- A hardcore blend of shooter and survival-horror;
- no matchmaking – you need a team of four friends;
- very complex missions that require planning and continuous communication;
- no traditional story campaign;
- divided into time-limited seasons – each will bring another mission pack.
You open a huge metal door. In the thick fog and dim light, you see two deformed silhouettes of motionless monsters. A few bursts from the rifle does the trick. You move on, find one of the IDs you're looking for, and suddenly, the hideous monsters overrun the team from every direction. The roar of weapons becomes relentless, the escape path is cut off, the enemies only grow larger in numbers, and you're running out of ammo. And then appears a monster twice as big as any other, seemingly immune to your bullets. In 40 seconds, the team of four becomes a team of two; then, it's just yourself. And then, the end. Mission failed. Wipe. You have to start all over.
GTFO is not just a coop shooter, in which the only thing you have to do is go forward and shoot everything that moves. It may look very similar to Killing Floor 2 at first glance, but in fact GTFO is more reminiscent of Destiny's complex raids, only with atmosphere reminiscent of the Alien movies. This is genuine hardcore, only for flawlessly cooperating teams that work like well-oiled machines – for now, you can forget about matchmaking. Before opening each door, entering each room, you've got to have your strategy figured and ready. As developers often point out, going Leeroy Jenkins in this game is not an option.
We're obviously referring to a viral video from way back, 2005, that had become a famous meme. It shows World of Warcraft players diligently planning a difficult fight, carefully discussing a specific action plan in detail. At one point, one of them simply charges headlong into the enemies, letting out the famous battle cry: "Let's do this! Leeroy Jeeeennkkinnss!", rendering all the preparations totally futile.
The example of Jenkins' impatience is given for a good reason, because the success of any mission in GTFO depends on good communications between the players, and the preparation of a good plan in advance. The main opponents – frightening creatures called the Sleepers – are usually not aware of our presence until we cast light onto their... sort of heads? Or until we make noise.

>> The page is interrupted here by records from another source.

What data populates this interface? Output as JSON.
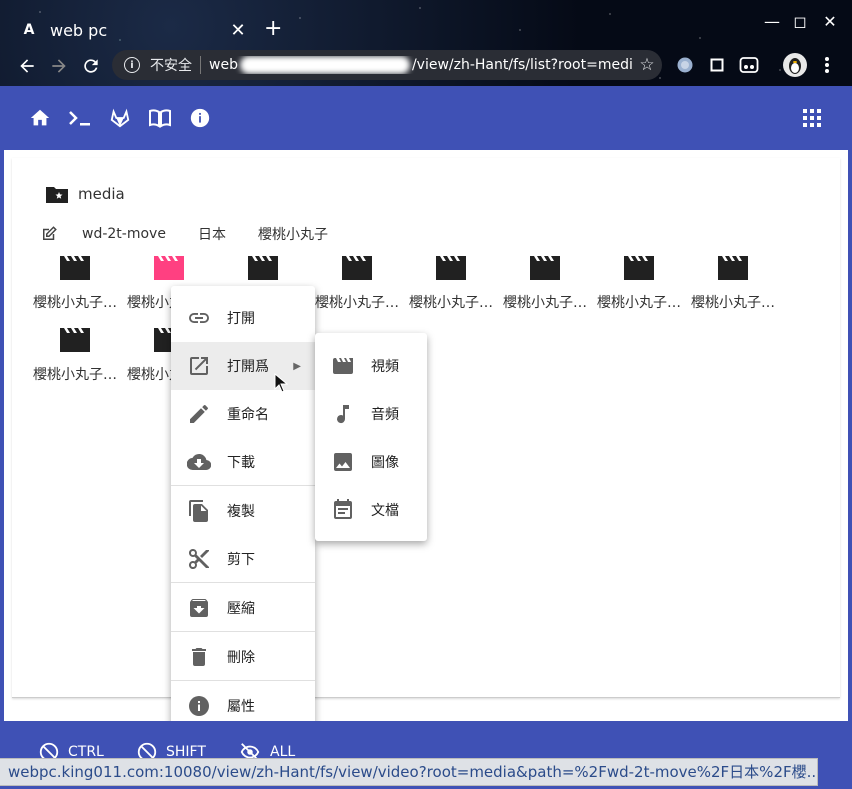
{
  "browser": {
    "tab_title": "web pc",
    "tab_favicon": "A",
    "insecure_label": "不安全",
    "url_prefix": "web",
    "url_tail": "/view/zh-Hant/fs/list?root=media&...",
    "status_url": "webpc.king011.com:10080/view/zh-Hant/fs/view/video?root=media&path=%2Fwd-2t-move%2F日本%2F櫻..."
  },
  "appbar": {
    "icons": [
      "home-icon",
      "terminal-icon",
      "gitlab-icon",
      "book-icon",
      "info-icon"
    ],
    "right_icon": "apps-grid-icon"
  },
  "breadcrumb": {
    "root_label": "media",
    "segments": [
      "wd-2t-move",
      "日本",
      "櫻桃小丸子"
    ]
  },
  "files": [
    {
      "name": "櫻桃小丸子…",
      "color": "#212121"
    },
    {
      "name": "櫻桃小丸子…",
      "color": "#ff4081"
    },
    {
      "name": "櫻桃小丸子…",
      "color": "#212121"
    },
    {
      "name": "櫻桃小丸子…",
      "color": "#212121"
    },
    {
      "name": "櫻桃小丸子…",
      "color": "#212121"
    },
    {
      "name": "櫻桃小丸子…",
      "color": "#212121"
    },
    {
      "name": "櫻桃小丸子…",
      "color": "#212121"
    },
    {
      "name": "櫻桃小丸子…",
      "color": "#212121"
    },
    {
      "name": "櫻桃小丸子…",
      "color": "#212121"
    },
    {
      "name": "櫻桃小丸子…",
      "color": "#212121"
    }
  ],
  "context_menu": {
    "items": [
      "打開",
      "打開爲",
      "重命名",
      "下載",
      "複製",
      "剪下",
      "壓縮",
      "刪除",
      "屬性"
    ]
  },
  "submenu": {
    "items": [
      "視頻",
      "音頻",
      "圖像",
      "文檔"
    ]
  },
  "bottombar": {
    "items": [
      "CTRL",
      "SHIFT",
      "ALL"
    ]
  },
  "colors": {
    "primary": "#3f51b5",
    "accent": "#ff4081",
    "icon": "#616161"
  }
}
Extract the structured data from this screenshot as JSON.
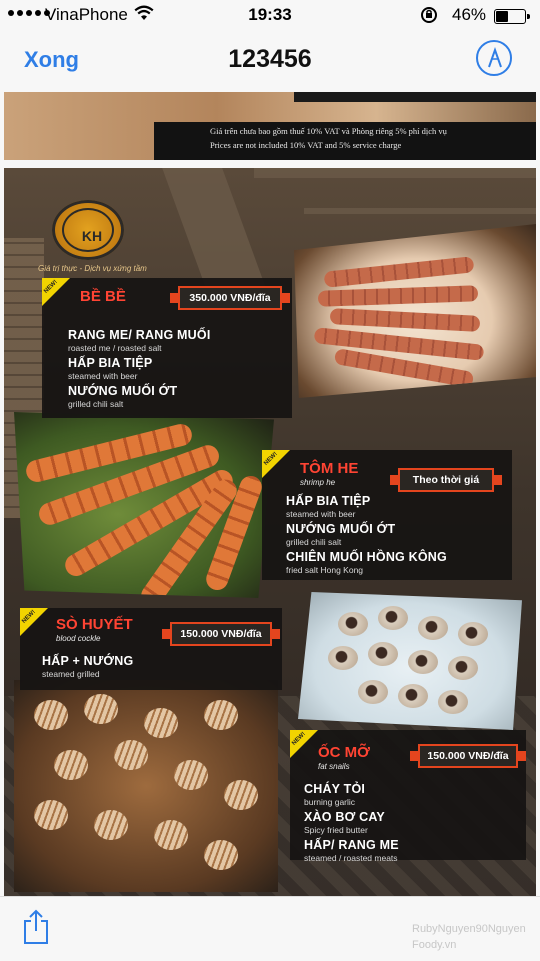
{
  "status_bar": {
    "carrier": "VinaPhone",
    "time": "19:33",
    "battery_percent_label": "46%",
    "battery_level": 0.46
  },
  "nav": {
    "done_label": "Xong",
    "title": "123456"
  },
  "document": {
    "price_note_vi": "Giá trên chưa bao gồm thuế 10% VAT và Phòng riêng 5% phí dịch vụ",
    "price_note_en": "Prices are not included 10% VAT and 5% service charge",
    "tagline": "Giá trị thực - Dịch vụ xứng tầm",
    "new_tag": "NEW!",
    "dishes": [
      {
        "name": "BỀ BỀ",
        "english": "",
        "price": "350.000 VNĐ/đĩa",
        "methods": [
          {
            "vi": "RANG ME/ RANG MUỐI",
            "en": "roasted me / roasted salt"
          },
          {
            "vi": "HẤP BIA TIỆP",
            "en": "steamed with beer"
          },
          {
            "vi": "NƯỚNG MUỐI ỚT",
            "en": "grilled chili salt"
          }
        ]
      },
      {
        "name": "TÔM HE",
        "english": "shrimp he",
        "price": "Theo thời giá",
        "methods": [
          {
            "vi": "HẤP BIA TIỆP",
            "en": "steamed with beer"
          },
          {
            "vi": "NƯỚNG MUỐI ỚT",
            "en": "grilled chili salt"
          },
          {
            "vi": "CHIÊN MUỐI HỒNG KÔNG",
            "en": "fried salt Hong Kong"
          }
        ]
      },
      {
        "name": "SÒ HUYẾT",
        "english": "blood cockle",
        "price": "150.000 VNĐ/đĩa",
        "methods": [
          {
            "vi": "HẤP + NƯỚNG",
            "en": "steamed grilled"
          }
        ]
      },
      {
        "name": "ỐC MỠ",
        "english": "fat snails",
        "price": "150.000 VNĐ/đĩa",
        "methods": [
          {
            "vi": "CHÁY TỎI",
            "en": "burning garlic"
          },
          {
            "vi": "XÀO BƠ CAY",
            "en": "Spicy fried butter"
          },
          {
            "vi": "HẤP/ RANG ME",
            "en": "steamed / roasted meats"
          }
        ]
      }
    ]
  },
  "toolbar": {
    "watermark_user": "RubyNguyen90Nguyen",
    "watermark_brand": "Foody.vn"
  },
  "colors": {
    "accent_blue": "#2f7ee6",
    "dish_red": "#ff4433",
    "price_border": "#e4451e",
    "new_tag_yellow": "#f2d400"
  }
}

Therefore, it is sometimes better to quietly bypass the threat or, if there are only a few monsters in the area, eliminate them with melee weapons, preferably in a coordinated manner. The scanner revealing the position of the Sleepers turns out much more useful than guns, and it's absolutely imperative that one team member constantly uses it.
However, you cannot complete an entire mission without making a sound – sooner or later, you will have to engage in direct combat. This usually results from human error – alarming the creatures with careless moves; sometimes, there's just no other way, as some entrances are wired. Then, you will be able to resort to autonomous sentry guns, mines, or a clever foam that can slow Sleepers down and seal doors. And, of course, you have a short moment of "a calm before the storm," when you will be able to make hasty preparations. The gadgets seem to be very inventive, and they come in quite a few varieties, though, as is the case with ammo, they never come in abundance.
It is those, very limited resources that constitute the high level of difficulty of GTFO. They change the rules of the game. Communication is of great importance – you need to plan everything: ensure a safe retreat, concentrate traps and defense where it will be most effective. Fortunately, players can share supplies of ammunition or first aid kits, and find them in cabinets scattered among the maps. The level design is also of great importance: the visibility is limited, there are stairs, ladders and other elements that impede movement, both for us and the enemies. But actually... who are we fighting, when, and why?